• Be Prepared. Parties should be well versed in the facts, liability issues and
  • Know the strengths and weaknesses of your
  • Do not be an adversarial, aggressive advocate- be open minded and collaborative.
  • Focus on client interests and goals, as opposed to Interests are a parties underlying needs, concerns, reasons, values, and goals.
  • Prepare any evidentiary materials and bring copies of all documentation that may aid in reaching settlement.
  • Communicate with your adversary before the first session and between sessions.
  • Make sure all decision-makers have the authority to settle including insurance personnel.
  • Make sure all key parties to the case and decision-makers are
  • Be honest, open, and keep voices
  • Be courteous, civil, and We can agree to disagree without being disagreeable.
  • Respect the process- give it your full attention. No use of cell phones during the mediation except to speak to decision-makers.




  • The initial session will be an attorney-only conference call or Zoom conference to discuss the details of the case from the counselors’ perspectives.
  • Discussion of confidentiality of conversations and documents submitted.
  • Disclosures, if any, about relationships with parties or counsel.
  • If new client, confirm that they have my website address and/or CV, and mention my practice specialties and experience.
  • If pro se, explain disadvantages and ground rules and send any special agreements.
  • Confirm whether it is private mediation or through a provider.
  • Discuss the mediation submission agreement and retainer if it is private mediation.
  • Tell me about the case and key issues as you see them.
  • Tell me about your client(s):
  • If individual- age; education; sophistication in subject matter (i.e., securities, real estate, etc.); financial profile.
  • If company, brief history; names and backgrounds of principals.
  • Lawyer’s history and relationship with client, if any previously; relationships between parties.
  • Tell me about the opposing party and counsel –  see above for parties, and explore relationship between and among parties; for lawyers, explore any previous encounters and the status of the current relationship.
  • Explore counsel’s current opinions on strengths and weaknesses of both sides.
  • Inquire about obstacles to settlement and whether there are any special circumstances that may impact settlement.
  • Have there been any settlement discussions? If so, when; who initiated; specific offers and counter offers, and the time frame.
  • What is the status of discovery? Do you need anything by way of documents you have not gotten to make a proper evaluation of the case? Does the other side need discovery? What have they requested that you are not giving?
  • What is the trial date? How much time is reserved?
  • Mediation memorandum (see below).
  • Documents- review list of the documents identified when counsel was talking about the case and the key issues, review lists of the usual documents by subject matter.

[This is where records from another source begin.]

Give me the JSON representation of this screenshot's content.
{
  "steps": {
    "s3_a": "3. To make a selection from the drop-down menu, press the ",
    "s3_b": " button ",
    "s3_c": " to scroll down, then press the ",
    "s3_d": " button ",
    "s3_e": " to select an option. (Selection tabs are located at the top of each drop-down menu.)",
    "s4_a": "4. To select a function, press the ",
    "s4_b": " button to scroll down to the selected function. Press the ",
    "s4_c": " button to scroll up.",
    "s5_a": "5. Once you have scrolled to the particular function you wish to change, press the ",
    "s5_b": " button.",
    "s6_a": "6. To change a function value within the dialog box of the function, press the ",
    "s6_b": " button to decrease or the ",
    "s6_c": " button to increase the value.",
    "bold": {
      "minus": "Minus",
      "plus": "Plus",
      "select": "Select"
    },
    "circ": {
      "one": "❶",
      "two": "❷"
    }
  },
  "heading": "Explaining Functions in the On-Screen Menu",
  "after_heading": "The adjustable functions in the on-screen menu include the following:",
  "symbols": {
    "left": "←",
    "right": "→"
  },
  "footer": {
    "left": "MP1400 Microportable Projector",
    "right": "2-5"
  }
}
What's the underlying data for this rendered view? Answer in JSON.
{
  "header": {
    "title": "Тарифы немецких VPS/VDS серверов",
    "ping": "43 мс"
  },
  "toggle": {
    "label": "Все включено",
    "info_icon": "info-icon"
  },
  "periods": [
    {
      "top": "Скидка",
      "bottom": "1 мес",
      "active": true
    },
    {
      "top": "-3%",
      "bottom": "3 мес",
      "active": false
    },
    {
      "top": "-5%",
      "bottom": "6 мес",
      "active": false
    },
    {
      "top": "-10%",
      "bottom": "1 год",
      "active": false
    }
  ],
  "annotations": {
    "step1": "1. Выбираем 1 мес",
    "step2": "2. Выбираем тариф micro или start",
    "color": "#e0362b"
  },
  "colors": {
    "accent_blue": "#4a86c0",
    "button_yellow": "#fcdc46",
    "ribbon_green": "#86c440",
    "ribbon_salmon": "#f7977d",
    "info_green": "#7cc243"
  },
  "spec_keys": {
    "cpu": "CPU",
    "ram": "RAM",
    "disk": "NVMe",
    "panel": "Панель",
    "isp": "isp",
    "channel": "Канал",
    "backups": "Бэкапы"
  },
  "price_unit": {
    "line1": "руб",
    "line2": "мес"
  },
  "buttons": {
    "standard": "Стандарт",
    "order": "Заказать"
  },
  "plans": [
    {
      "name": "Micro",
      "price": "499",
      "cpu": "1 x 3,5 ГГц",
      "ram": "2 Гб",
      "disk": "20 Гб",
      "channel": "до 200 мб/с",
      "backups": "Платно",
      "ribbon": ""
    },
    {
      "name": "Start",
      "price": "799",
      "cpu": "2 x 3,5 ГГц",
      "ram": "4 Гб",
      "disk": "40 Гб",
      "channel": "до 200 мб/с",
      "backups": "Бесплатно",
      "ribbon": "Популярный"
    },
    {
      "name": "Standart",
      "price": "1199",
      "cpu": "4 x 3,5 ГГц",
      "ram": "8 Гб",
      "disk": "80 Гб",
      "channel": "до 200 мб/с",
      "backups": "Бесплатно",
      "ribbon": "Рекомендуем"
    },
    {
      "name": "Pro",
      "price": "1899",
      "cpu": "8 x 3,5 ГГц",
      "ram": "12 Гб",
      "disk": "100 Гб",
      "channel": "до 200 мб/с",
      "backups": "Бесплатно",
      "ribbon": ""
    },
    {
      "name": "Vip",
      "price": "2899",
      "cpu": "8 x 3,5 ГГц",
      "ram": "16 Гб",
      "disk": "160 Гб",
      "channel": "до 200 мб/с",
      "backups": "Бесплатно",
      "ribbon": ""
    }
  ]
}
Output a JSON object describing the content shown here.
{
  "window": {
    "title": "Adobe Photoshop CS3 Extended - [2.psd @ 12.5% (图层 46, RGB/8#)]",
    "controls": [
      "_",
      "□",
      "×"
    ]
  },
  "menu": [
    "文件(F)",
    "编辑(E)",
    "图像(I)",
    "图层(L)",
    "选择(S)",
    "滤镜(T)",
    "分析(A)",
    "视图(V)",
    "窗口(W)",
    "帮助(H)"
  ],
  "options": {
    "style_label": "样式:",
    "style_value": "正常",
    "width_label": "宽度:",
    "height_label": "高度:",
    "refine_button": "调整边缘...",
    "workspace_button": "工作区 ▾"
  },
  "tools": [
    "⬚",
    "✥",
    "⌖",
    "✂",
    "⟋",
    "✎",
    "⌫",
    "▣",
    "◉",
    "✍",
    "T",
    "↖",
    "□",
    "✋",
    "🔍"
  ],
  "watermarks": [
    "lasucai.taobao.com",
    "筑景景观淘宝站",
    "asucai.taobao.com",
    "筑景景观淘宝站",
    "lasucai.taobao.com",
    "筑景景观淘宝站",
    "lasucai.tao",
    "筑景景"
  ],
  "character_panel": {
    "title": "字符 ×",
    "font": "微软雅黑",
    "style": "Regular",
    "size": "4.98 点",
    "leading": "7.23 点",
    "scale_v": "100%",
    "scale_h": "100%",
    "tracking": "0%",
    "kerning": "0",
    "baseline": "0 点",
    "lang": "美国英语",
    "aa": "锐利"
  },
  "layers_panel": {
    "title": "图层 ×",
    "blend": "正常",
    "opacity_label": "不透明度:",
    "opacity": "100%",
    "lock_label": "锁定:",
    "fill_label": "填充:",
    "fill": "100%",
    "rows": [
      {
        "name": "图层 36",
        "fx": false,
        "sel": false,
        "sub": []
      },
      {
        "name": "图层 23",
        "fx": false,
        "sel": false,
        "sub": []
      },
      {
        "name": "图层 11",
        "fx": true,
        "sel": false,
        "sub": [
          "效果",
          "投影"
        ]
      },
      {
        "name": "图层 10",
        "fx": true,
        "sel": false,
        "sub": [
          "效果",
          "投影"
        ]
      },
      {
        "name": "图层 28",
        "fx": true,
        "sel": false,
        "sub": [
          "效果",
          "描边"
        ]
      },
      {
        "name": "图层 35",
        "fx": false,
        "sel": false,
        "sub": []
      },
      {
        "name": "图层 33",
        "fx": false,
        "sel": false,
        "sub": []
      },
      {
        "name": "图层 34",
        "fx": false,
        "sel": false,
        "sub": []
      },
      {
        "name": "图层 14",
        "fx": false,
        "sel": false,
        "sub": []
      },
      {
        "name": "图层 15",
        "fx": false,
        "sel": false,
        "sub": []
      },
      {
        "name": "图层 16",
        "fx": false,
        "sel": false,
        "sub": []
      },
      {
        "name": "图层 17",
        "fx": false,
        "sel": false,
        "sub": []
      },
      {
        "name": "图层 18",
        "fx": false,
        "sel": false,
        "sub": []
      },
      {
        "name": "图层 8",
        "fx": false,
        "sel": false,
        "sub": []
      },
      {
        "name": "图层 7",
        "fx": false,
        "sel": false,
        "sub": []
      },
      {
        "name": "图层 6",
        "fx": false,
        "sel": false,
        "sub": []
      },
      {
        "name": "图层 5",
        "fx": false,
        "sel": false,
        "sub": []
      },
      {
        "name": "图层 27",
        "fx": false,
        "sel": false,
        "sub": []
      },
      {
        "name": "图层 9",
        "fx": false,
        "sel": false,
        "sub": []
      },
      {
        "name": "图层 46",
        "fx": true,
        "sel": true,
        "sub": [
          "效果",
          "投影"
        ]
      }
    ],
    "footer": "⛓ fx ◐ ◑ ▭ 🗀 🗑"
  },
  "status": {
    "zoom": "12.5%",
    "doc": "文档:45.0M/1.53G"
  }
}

Inquire about court documents that may be useful like motions, briefs, and rulings. Ask about experts and expert reports as well as damage analysis.
  • Describe the usual procedure for the mediation: mediator to open, disclosures, discussion of ground rules for session, confidentiality, fees, etc. Discuss whether there will be a joint opening session or not, see if there are any reasons not to have one. Unless there is a reason, hold the joint session and urge client participation, and make the same request of the other side; get counsel’s input and OK; describe the ground rules for joint session presentations.
  • Is there anything else we should talk about, anything else that I should know?
  • Think of your clients’ real interests and how best to serve them, think of creative options for settlement, make sure your client knows that mediation resolves the case forever, but usually both parties are a little unhappy with the result. Advise I may call you if I have some additional questions after I receive your documents, confirm the start time, place, and date of the mediation.
  • I look forward to working with you. Thanks for the time.


















Prior to the mediation, unless otherwise agreed by the parties, at least 3 business days before the first scheduled session, each party shall prepare and send via email, a mediation statement limited to 3 pages with the following 6 bullet points:


  1. The essential facts and law, focusing on your client’s interests and goals as opposed to positions.


  1. Your client’s economic and non-economic interests, economic losses, maintaining relationships, having a sense of closure and fairness.


  1. What will your adversary say are your case challenges?


  1. Why are you at an impasse?


  1. For instance, identify any discovery concerns or other resistance.
  2. If applicable, identify any concerns with power imbalances.


  1. Status of settlement negotiations and reasonable settlement


  1. Names of persons, in addition to counsel, with full authority to resolve the matter who will attend the mediation.

Upon agreement by all parties only, these mediation statements shall be subject to the confidentiality of the mediation process and treated as documents prepared “for settlement purposes only.”